Element data from apps and pages
========================
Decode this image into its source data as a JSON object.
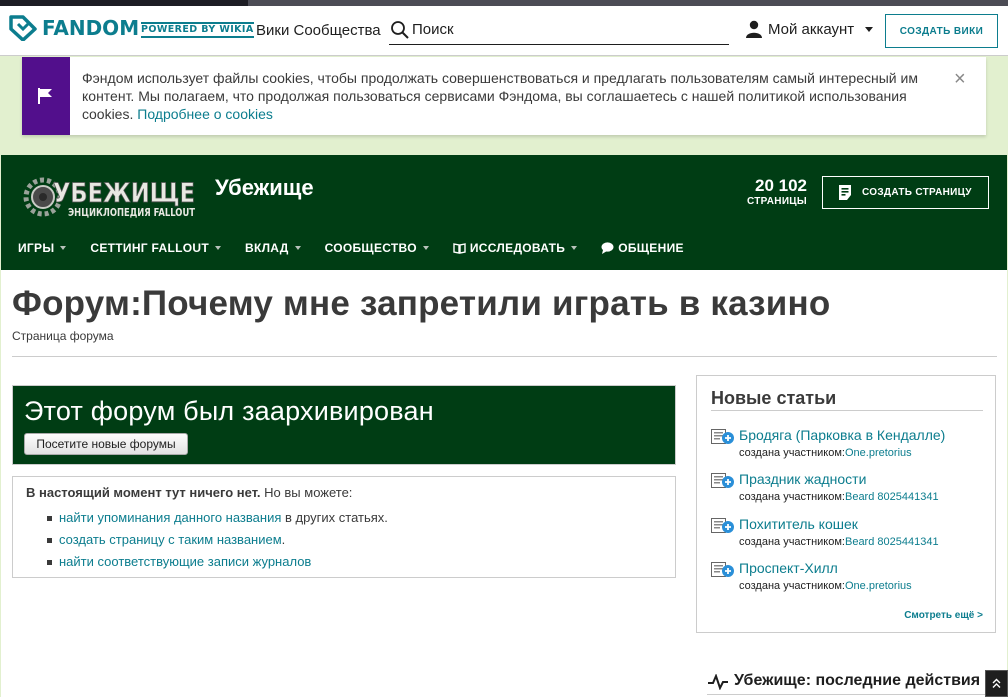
{
  "global_nav": {
    "brand": "FANDOM",
    "powered": "POWERED BY WIKIA",
    "communities_link": "Вики Сообщества",
    "search_placeholder": "Поиск",
    "account_label": "Мой аккаунт",
    "create_wiki": "СОЗДАТЬ ВИКИ",
    "brand_color": "#0c7d8e"
  },
  "cookie_banner": {
    "text": "Фэндом использует файлы cookies, чтобы продолжать совершенствоваться и предлагать пользователям самый интересный им контент. Мы полагаем, что продолжая пользоваться сервисами Фэндома, вы соглашаетесь с нашей политикой использования cookies.",
    "link": "Подробнее о cookies",
    "close": "×",
    "accent": "#520f8c"
  },
  "community": {
    "wordmark_line1": "УБЕЖИЩЕ",
    "wordmark_line2": "ЭНЦИКЛОПЕДИЯ FALLOUT",
    "name": "Убежище",
    "pages_count": "20 102",
    "pages_label": "СТРАНИЦЫ",
    "create_page": "СОЗДАТЬ СТРАНИЦУ",
    "header_color": "#003d14",
    "nav": [
      "ИГРЫ",
      "СЕТТИНГ FALLOUT",
      "ВКЛАД",
      "СООБЩЕСТВО",
      "ИССЛЕДОВАТЬ",
      "ОБЩЕНИЕ"
    ]
  },
  "article": {
    "title": "Форум:Почему мне запретили играть в казино",
    "subtitle": "Страница форума",
    "archive_heading": "Этот форум был заархивирован",
    "archive_button": "Посетите новые форумы",
    "noarticle_bold": "В настоящий момент тут ничего нет.",
    "noarticle_rest": " Но вы можете:",
    "options": [
      {
        "link": "найти упоминания данного названия",
        "rest": " в других статьях."
      },
      {
        "link": "создать страницу с таким названием",
        "rest": "."
      },
      {
        "link": "найти соответствующие записи журналов",
        "rest": ""
      }
    ]
  },
  "rail": {
    "heading": "Новые статьи",
    "by_prefix": "создана участником:",
    "articles": [
      {
        "title": "Бродяга (Парковка в Кендалле)",
        "user": "One.pretorius"
      },
      {
        "title": "Праздник жадности",
        "user": "Beard 8025441341"
      },
      {
        "title": "Похититель кошек",
        "user": "Beard 8025441341"
      },
      {
        "title": "Проспект-Хилл",
        "user": "One.pretorius"
      }
    ],
    "more": "Смотреть ещё >",
    "activity_heading": "Убежище: последние действия"
  }
}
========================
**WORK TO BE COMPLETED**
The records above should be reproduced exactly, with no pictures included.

**ANSWER SECTION**
Decode this image into its source data as a JSON object.
{
  "global_nav": {
    "brand": "FANDOM",
    "powered": "POWERED BY WIKIA",
    "communities_link": "Вики Сообщества",
    "search_placeholder": "Поиск",
    "account_label": "Мой аккаунт",
    "create_wiki": "СОЗДАТЬ ВИКИ",
    "brand_color": "#0c7d8e"
  },
  "cookie_banner": {
    "text": "Фэндом использует файлы cookies, чтобы продолжать совершенствоваться и предлагать пользователям самый интересный им контент. Мы полагаем, что продолжая пользоваться сервисами Фэндома, вы соглашаетесь с нашей политикой использования cookies.",
    "link": "Подробнее о cookies",
    "close": "×",
    "accent": "#520f8c"
  },
  "community": {
    "wordmark_line1": "УБЕЖИЩЕ",
    "wordmark_line2": "ЭНЦИКЛОПЕДИЯ FALLOUT",
    "name": "Убежище",
    "pages_count": "20 102",
    "pages_label": "СТРАНИЦЫ",
    "create_page": "СОЗДАТЬ СТРАНИЦУ",
    "header_color": "#003d14",
    "nav": [
      "ИГРЫ",
      "СЕТТИНГ FALLOUT",
      "ВКЛАД",
      "СООБЩЕСТВО",
      "ИССЛЕДОВАТЬ",
      "ОБЩЕНИЕ"
    ]
  },
  "article": {
    "title": "Форум:Почему мне запретили играть в казино",
    "subtitle": "Страница форума",
    "archive_heading": "Этот форум был заархивирован",
    "archive_button": "Посетите новые форумы",
    "noarticle_bold": "В настоящий момент тут ничего нет.",
    "noarticle_rest": " Но вы можете:",
    "options": [
      {
        "link": "найти упоминания данного названия",
        "rest": " в других статьях."
      },
      {
        "link": "создать страницу с таким названием",
        "rest": "."
      },
      {
        "link": "найти соответствующие записи журналов",
        "rest": ""
      }
    ]
  },
  "rail": {
    "heading": "Новые статьи",
    "by_prefix": "создана участником:",
    "articles": [
      {
        "title": "Бродяга (Парковка в Кендалле)",
        "user": "One.pretorius"
      },
      {
        "title": "Праздник жадности",
        "user": "Beard 8025441341"
      },
      {
        "title": "Похититель кошек",
        "user": "Beard 8025441341"
      },
      {
        "title": "Проспект-Хилл",
        "user": "One.pretorius"
      }
    ],
    "more": "Смотреть ещё >",
    "activity_heading": "Убежище: последние действия"
  }
}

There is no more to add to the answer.